### EXERCISE DIRECTIONS
Pick every line out of the entries below that has the string "Airflow", and copy it.

(Data about app and page elements)
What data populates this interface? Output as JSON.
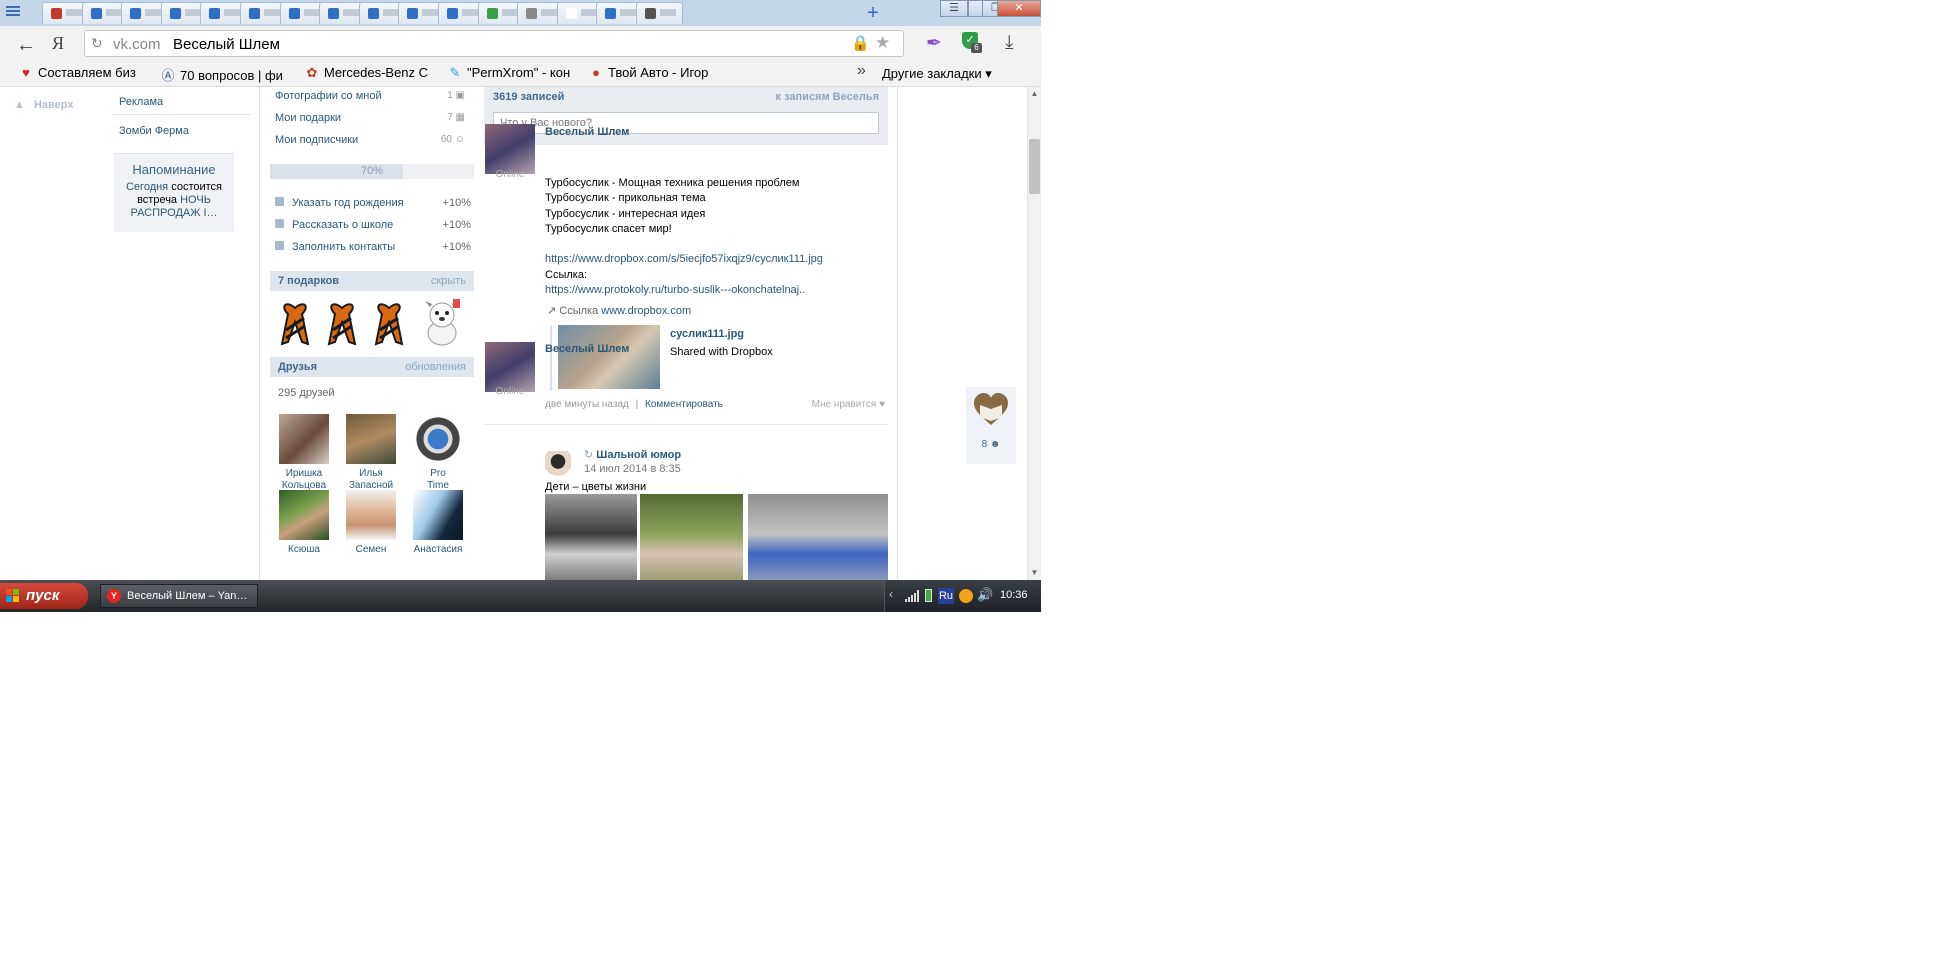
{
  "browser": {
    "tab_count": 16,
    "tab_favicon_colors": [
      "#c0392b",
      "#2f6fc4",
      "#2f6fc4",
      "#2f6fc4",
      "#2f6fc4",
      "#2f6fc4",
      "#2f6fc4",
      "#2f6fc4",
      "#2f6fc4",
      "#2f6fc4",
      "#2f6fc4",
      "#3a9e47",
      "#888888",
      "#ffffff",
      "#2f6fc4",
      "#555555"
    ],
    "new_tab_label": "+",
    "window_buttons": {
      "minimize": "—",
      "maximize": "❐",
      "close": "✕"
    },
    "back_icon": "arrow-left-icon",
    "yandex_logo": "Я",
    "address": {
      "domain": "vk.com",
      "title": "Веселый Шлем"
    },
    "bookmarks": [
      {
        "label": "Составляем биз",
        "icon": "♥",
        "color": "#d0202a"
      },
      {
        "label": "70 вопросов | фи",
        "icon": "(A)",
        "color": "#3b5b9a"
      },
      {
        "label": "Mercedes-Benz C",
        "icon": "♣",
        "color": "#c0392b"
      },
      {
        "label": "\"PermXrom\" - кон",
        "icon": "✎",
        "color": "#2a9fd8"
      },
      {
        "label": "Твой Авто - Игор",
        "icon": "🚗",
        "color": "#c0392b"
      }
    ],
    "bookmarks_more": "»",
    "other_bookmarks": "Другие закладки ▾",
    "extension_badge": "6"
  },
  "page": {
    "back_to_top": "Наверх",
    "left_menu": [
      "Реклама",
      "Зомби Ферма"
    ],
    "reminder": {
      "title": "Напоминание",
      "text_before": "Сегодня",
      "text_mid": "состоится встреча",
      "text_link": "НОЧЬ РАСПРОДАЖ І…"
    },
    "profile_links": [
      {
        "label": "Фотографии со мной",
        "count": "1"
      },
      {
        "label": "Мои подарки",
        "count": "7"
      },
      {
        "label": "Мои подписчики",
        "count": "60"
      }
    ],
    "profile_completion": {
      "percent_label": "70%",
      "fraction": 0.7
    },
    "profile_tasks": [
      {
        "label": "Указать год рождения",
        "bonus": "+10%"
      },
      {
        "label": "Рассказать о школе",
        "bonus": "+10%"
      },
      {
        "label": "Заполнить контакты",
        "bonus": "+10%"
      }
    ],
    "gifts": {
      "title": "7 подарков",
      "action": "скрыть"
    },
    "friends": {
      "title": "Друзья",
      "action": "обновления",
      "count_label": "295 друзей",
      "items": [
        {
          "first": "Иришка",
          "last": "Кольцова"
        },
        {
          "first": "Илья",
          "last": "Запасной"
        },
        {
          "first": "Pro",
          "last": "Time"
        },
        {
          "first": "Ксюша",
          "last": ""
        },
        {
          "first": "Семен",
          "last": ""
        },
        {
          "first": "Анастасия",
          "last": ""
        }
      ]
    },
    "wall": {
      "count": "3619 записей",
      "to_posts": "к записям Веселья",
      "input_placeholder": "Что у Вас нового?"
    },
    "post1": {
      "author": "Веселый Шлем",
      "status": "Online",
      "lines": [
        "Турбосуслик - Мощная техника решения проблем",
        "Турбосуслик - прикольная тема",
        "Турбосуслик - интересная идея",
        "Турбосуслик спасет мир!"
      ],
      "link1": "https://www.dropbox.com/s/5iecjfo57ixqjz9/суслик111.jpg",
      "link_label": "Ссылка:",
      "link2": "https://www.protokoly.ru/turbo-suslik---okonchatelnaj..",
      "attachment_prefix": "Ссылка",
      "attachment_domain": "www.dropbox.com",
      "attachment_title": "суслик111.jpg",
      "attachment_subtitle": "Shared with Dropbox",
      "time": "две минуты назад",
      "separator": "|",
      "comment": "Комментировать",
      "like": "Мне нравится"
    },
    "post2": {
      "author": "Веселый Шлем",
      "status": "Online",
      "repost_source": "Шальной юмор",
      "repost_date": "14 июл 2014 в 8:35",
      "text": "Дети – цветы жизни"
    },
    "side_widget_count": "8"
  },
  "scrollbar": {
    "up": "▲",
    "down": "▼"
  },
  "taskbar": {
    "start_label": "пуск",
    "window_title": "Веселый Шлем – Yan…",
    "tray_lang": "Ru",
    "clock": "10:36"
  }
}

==

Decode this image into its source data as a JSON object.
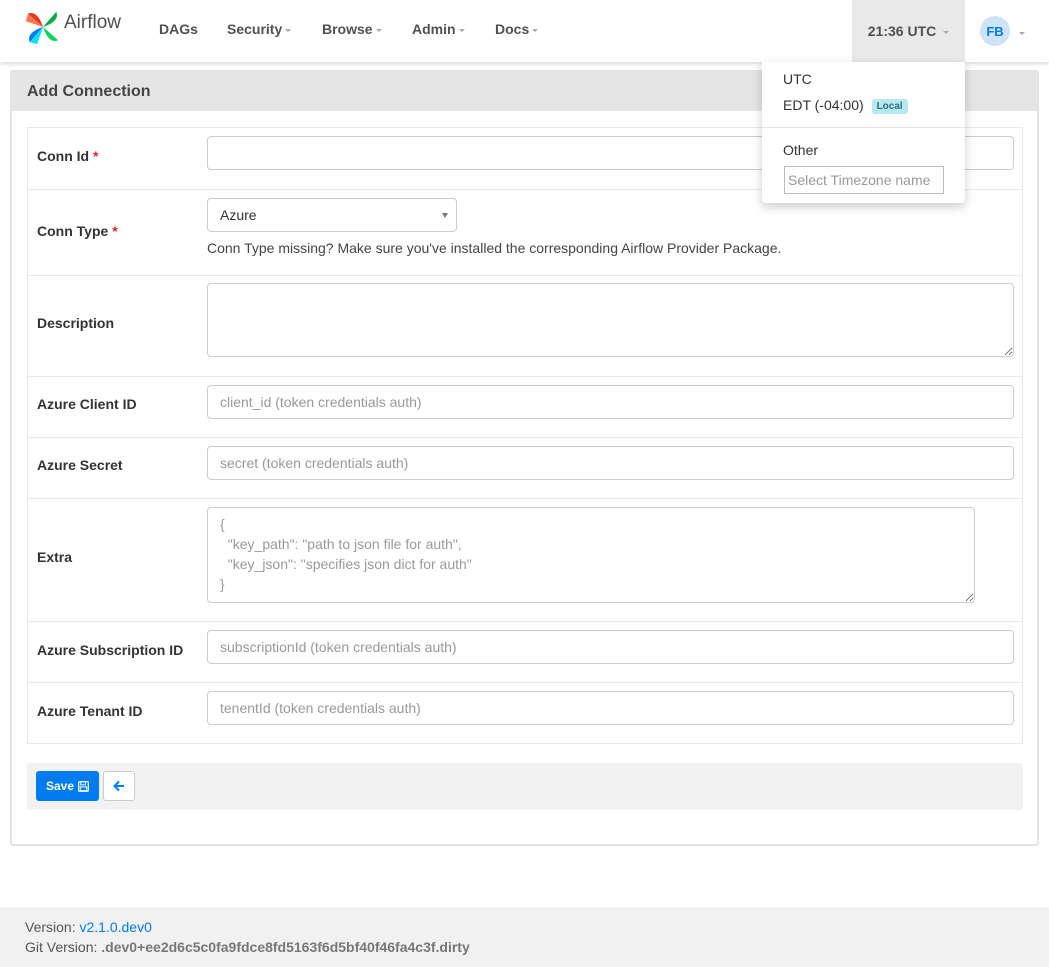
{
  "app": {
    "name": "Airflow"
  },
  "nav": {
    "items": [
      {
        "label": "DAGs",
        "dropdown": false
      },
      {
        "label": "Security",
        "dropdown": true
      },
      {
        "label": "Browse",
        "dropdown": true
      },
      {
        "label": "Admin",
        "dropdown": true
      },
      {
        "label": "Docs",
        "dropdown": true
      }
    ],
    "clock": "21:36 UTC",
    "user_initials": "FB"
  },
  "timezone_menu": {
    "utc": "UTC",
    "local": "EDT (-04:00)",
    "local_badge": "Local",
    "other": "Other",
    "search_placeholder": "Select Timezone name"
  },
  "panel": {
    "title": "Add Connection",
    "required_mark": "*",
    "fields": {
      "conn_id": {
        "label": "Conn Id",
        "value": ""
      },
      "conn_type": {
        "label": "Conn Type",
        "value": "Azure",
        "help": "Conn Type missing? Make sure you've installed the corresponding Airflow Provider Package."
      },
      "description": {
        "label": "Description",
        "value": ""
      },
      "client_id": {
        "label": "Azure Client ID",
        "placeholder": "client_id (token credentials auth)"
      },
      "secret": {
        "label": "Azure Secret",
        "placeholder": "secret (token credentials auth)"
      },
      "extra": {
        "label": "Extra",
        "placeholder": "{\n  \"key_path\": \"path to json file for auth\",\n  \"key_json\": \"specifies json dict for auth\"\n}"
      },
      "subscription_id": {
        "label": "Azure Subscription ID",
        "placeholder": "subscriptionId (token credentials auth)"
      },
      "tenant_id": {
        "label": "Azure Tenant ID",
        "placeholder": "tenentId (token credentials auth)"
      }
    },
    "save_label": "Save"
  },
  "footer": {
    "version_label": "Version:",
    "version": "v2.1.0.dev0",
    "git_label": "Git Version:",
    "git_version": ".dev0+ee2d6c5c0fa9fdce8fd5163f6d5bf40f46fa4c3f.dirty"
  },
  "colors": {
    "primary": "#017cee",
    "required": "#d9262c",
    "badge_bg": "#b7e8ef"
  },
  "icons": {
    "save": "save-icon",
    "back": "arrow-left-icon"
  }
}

### WRITTEN ANSWER
    "name": "Airflow"
        "help": "Conn Type missing? Make sure you've installed the corresponding Airflow Provider Package."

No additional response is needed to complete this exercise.